|US20040090418 *||Nov 12, 2002||May 13, 2004||Bio-Rad Laboratories, Inc., A Corporation Of The State Of Delaware||Joystick with axial disengagement switch|
|US20040106206 *||Nov 25, 2003||Jun 3, 2004||Baer Thomas M.||Laser capture microdissection vacuum hold-down|
|US20050089949 *||Nov 15, 2004||Apr 28, 2005||Baer Thomas M.||Automated laser capture microdissection|
|US20060289783 *||Apr 7, 2006||Dec 28, 2006||Quarre Steven C||Microscope stage with flexural axis|
|US20070217201 *||Mar 14, 2006||Sep 20, 2007||Zbigniew Drozdowicz||Reduced vibration optical system with inexpensive precision positioning assembly|
|US20120147461 *||Dec 7, 2011||Jun 14, 2012||Leica Microsystems Cms Gmbh||Microscope stage|
|CN105244061A *||Oct 13, 2015||Jan 13, 2016||天津大学||Pressure-controllable large-stroke micro-locating platform based on stick-slip drive|
|U.S. Classification||74/479.01, 60/533, 359/392, 359/391, 359/393|
|Cooperative Classification||Y10T74/20207, B25J7/00|
|Feb 15, 1991||AS||Assignment|
Owner name: ALBERT EINSTEIN COLLEGE OF MEDICINE OF YESHIVA UNI
Free format text: ASSIGNMENT OF ASSIGNORS INTEREST.;ASSIGNOR:KRUEGER, JOHN W.;REEL/FRAME:005607/0697
Effective date: 19910212
|Jul 2, 1996||REMI||Maintenance fee reminder mailed|
|Nov 24, 1996||LAPS||Lapse for failure to pay maintenance fees|
|Feb 4, 1997||FP||Expired due to failure to pay maintenance fee|
Effective date: 19961127
|May 22, 2008||AS||Assignment|
Owner name: NATIONAL INSTITUTES OF HEALTH (NIH), U.S. DEPT. OF
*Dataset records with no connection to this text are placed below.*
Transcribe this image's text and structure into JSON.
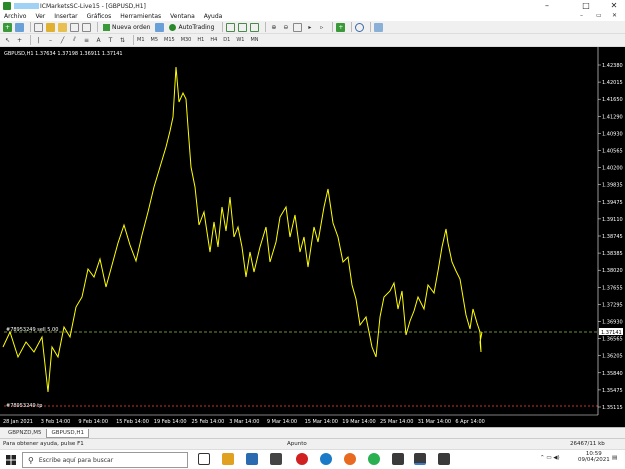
{
  "window": {
    "title": "ICMarketsSC-Live15 - [GBPUSD,H1]",
    "minimize": "–",
    "maximize": "□",
    "close": "✕"
  },
  "menu": [
    "Archivo",
    "Ver",
    "Insertar",
    "Gráficos",
    "Herramientas",
    "Ventana",
    "Ayuda"
  ],
  "toolbar": {
    "new_order": "Nueva orden",
    "autotrading": "AutoTrading",
    "timeframes": [
      "M1",
      "M5",
      "M15",
      "M30",
      "H1",
      "H4",
      "D1",
      "W1",
      "MN"
    ],
    "active_timeframe": "H1"
  },
  "chart": {
    "header": "GBPUSD,H1  1.37634 1.37198 1.36911 1.37141",
    "current_price": "1.37141",
    "order_line_label": "#78953249 sell 5.00",
    "tp_line_label": "#78953249 tp",
    "price_labels": [
      "1.42380",
      "1.42015",
      "1.41650",
      "1.41290",
      "1.40930",
      "1.40565",
      "1.40200",
      "1.39835",
      "1.39475",
      "1.39110",
      "1.38745",
      "1.38385",
      "1.38020",
      "1.37655",
      "1.37295",
      "1.36930",
      "1.36565",
      "1.36205",
      "1.35840",
      "1.35475",
      "1.35115"
    ],
    "time_labels": [
      "28 Jan 2021",
      "3 Feb 14:00",
      "9 Feb 14:00",
      "15 Feb 14:00",
      "19 Feb 14:00",
      "25 Feb 14:00",
      "3 Mar 14:00",
      "9 Mar 14:00",
      "15 Mar 14:00",
      "19 Mar 14:00",
      "25 Mar 14:00",
      "31 Mar 14:00",
      "6 Apr 14:00"
    ],
    "colors": {
      "background": "#000000",
      "line": "#ffff00",
      "grid": "#ffffff",
      "current_price_line": "#6b8e3a",
      "tp_line": "#c0392b",
      "current_price_bg": "#ffffff"
    }
  },
  "tabs": [
    "GBPNZD,M5",
    "GBPUSD,H1"
  ],
  "active_tab": "GBPUSD,H1",
  "status": {
    "help": "Para obtener ayuda, pulse F1",
    "profile": "Apunto",
    "traffic": "26467/11 kb"
  },
  "taskbar": {
    "search_placeholder": "Escribe aquí para buscar",
    "time": "10:59",
    "date": "09/04/2021"
  }
}
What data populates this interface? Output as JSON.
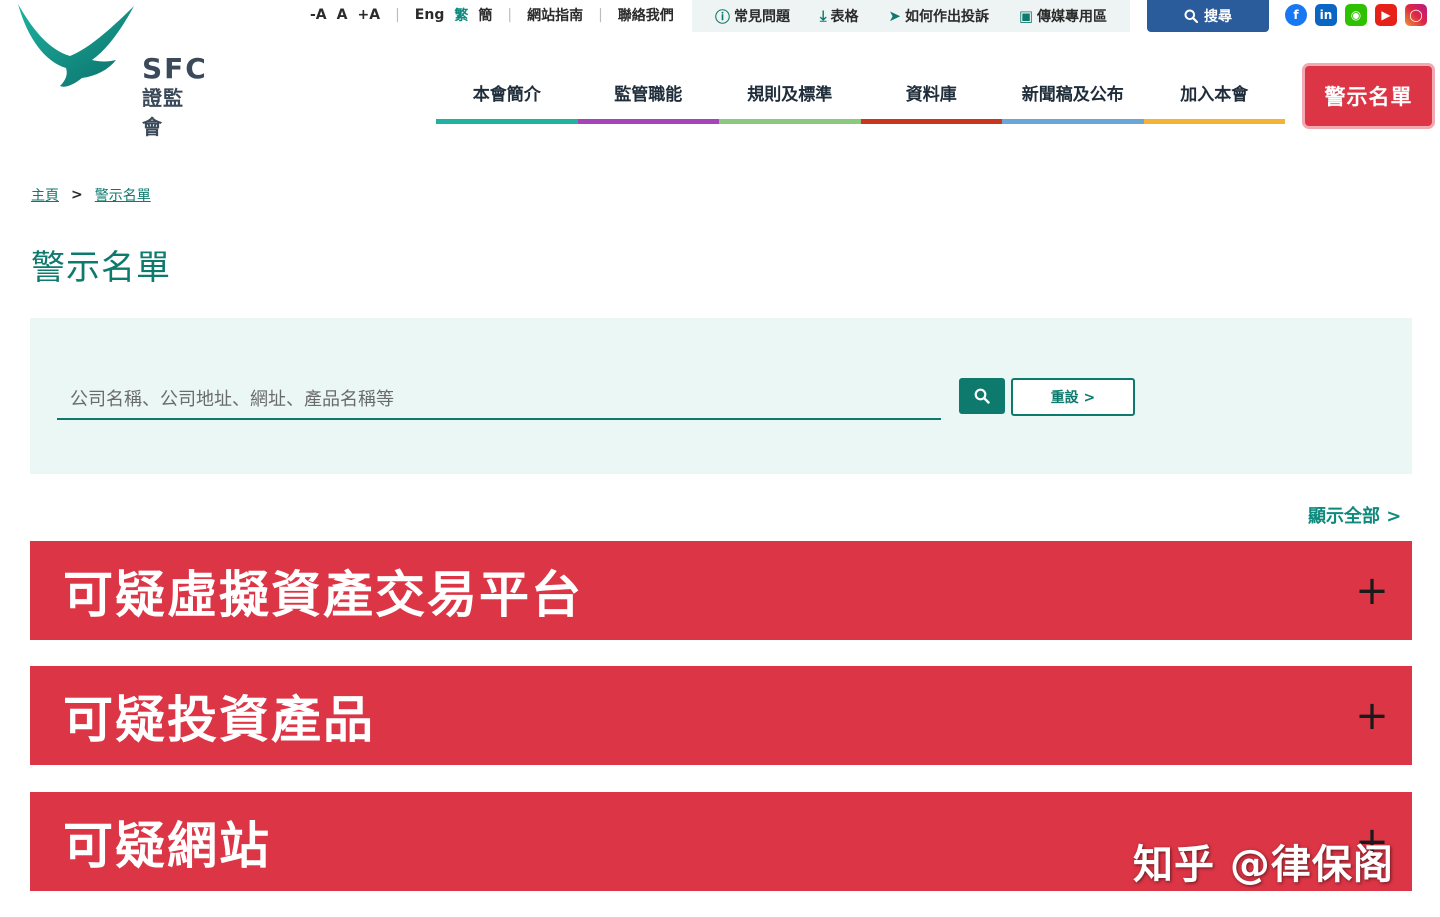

Free format text: EXECUTIVE ORDER 9424, CONFIRMATORY LICENSE;ASSIGNOR:YESHIVA UNIVERSITY;REEL/FRAME:020981/0959
Effective date: 19910319